For many people, the last they heard of Perry Noble was back in 2016. At the time he was the founder and lead pastor of Newspring Church, an SBC mega-church with a daily attendance of 32,000. He was seen as a rock star in evangelical circles, headlining major conferences and sending social media ablaze with every new provocation from the pulpit. He was also widely known for several minor scandals, such as playing AC/DC’s ‘Highway to Hell’ for their Easter service, being rebuked by his denomination for bad theology when he called the 10 commandments “10 promises” and to a lesser extent being the foil to reformed folk and discernment bloggers alike when he rebuked congregation members in his church who said they wanted to go “deeper” and dismissed them as “jackasses.’
Then the story broke. Perry Noble had been kicked out of his church by his elders for his “posture toward his marriage and increased reliance on alcohol and other behaviors.” (essentially being an alcoholic whose life and marriage was out of control.)
Unfortunately, reconciliation did not occur, either with the Church or with his wife. A year after he had been whisked away, the elders at Newspring still deemed Noble unfit for ministry, with lead Pastor Clayton King informing the congregation “Perry currently does not meet the biblical qualifications of a pastor, teacher, shepherd.”
Removed from his Church, he spent 30 days in rehab and went through a dark time of depression and doubt, including having suicidal thoughts at having lost it all. With no more involvement with Newspring and no money coming in (other than the monster severance package he likely received) he founded a business called “The Growth Company”. The company offers on-site, personal Church consulting and workshop, with the goal of growing your Church. In the case of the latter, it comes in the form of a 6-hour workshop, capped out at 5 participants, at a cost of $2000 a pop. Furthermore, he offers other personalized consulting to develop “A strategic plan to help you shatter your next growth barrier, A crystal clear marketing and outreach initiative that will increase your attendance…a strategic process that helps you move people from attender to convert to fully devoted follower of Christ. “
Perry also wrote several ebooks on losing weight, overcoming anxiety, and started an online Church, which featured him in his living room giving little mini-sermons/ rambling talks to whatever people still disagreed with the decision to give him the boot out of NewSpring. Slowly by surely, things started to calm down in his life.

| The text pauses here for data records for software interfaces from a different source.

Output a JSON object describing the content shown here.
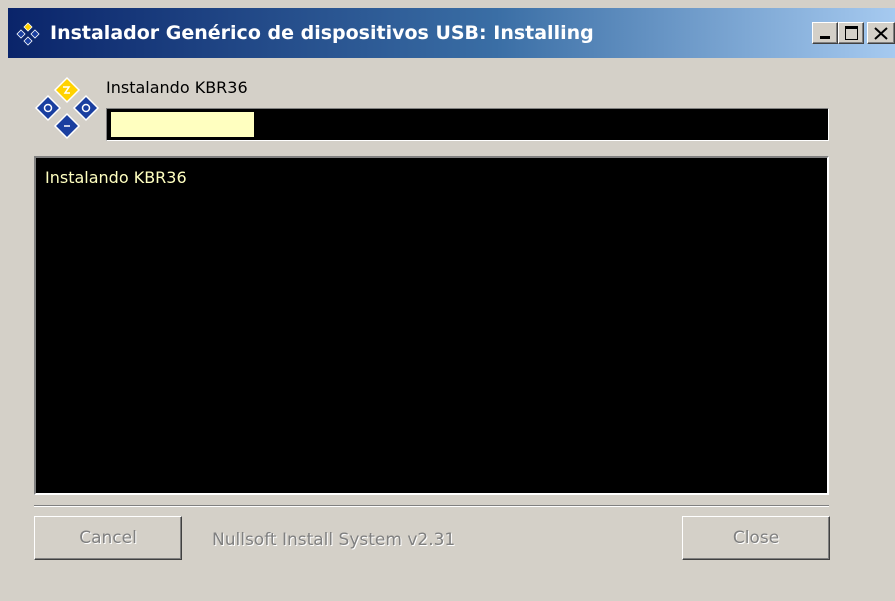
{
  "window": {
    "title": "Instalador Genérico de dispositivos USB: Installing",
    "title_icon": "installer-diamonds-icon",
    "controls": {
      "minimize_icon": "minimize-icon",
      "maximize_icon": "maximize-icon",
      "close_icon": "close-icon"
    }
  },
  "header": {
    "icon": "installer-diamonds-icon",
    "status_text": "Instalando KBR36",
    "progress": {
      "percent": 20,
      "fill_color": "#ffffc0",
      "track_color": "#000000"
    }
  },
  "log": {
    "text_color": "#ffffc0",
    "background": "#000000",
    "lines": [
      "Instalando KBR36"
    ]
  },
  "footer": {
    "cancel_label": "Cancel",
    "cancel_enabled": false,
    "branding": "Nullsoft Install System v2.31",
    "close_label": "Close",
    "close_enabled": false
  },
  "colors": {
    "titlebar_start": "#0a246a",
    "titlebar_end": "#a6caf0",
    "dialog_face": "#d4d0c8"
  }
}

In those two years his audience stuck around and grew, and grew, and in January 2019 he made the decision to go from an online service to a physical location. Named “Last Chance Church,” it focuses on and is themed around the notion of ‘it’s ok to be not ok” and on “being real” about how messed up you really are, but embracing that because “God wants to give you a second chance” and “The best is yet to come.”
Worried about whether anyone would show up to his Church on the big grand opening onJanuary 27, 2019, Perry needn’t have stressed. Over 700 people showed up across two different services, so much so that they had to turn people away.
In the eleven months since these numbers have only increased. Second Chance is averaging close to 800 people across three services and their kids program has close to 70 children. Continuing this trend, they had almost 1450 people attend their Easter service, 1500 for Christmas service, and have claimed that they’ve seen several hundred people saved.
This attendance is nearing mega-church numbers, and in fact, even on a regular Sunday morning service, Noble’s Church is larger than 98% of churches in North America.
As far as his temperment and previously obstreperous disposition, some things change, and some stay the same. He’s not so arrogant as he used to be, and his sermons are generally more subdued, focusing on Christianized self-help mantras. He still twists scripture on a weekly basis and can’t exegete his way out of a paper bag. He hasn’t played anything like “highway to hell” for Easter, but he did do a sermon series on the violent and disgustingly pornographic TV show Game of Thrones, featuring an iron throne on the stage, and all the greeters wearing Game of Thrones fan shirts.
All things considered, things are looking up for Perry Noble. His progress and trajectory in the last year is on the rise and in a few years he will likely have one of the biggest churches in the US, again. In the mega-church world, it is only a matter of time before hot talent cycles between “disqualified” and “better and more broken and real than before.” In Perry’s case, he fits that to a tee.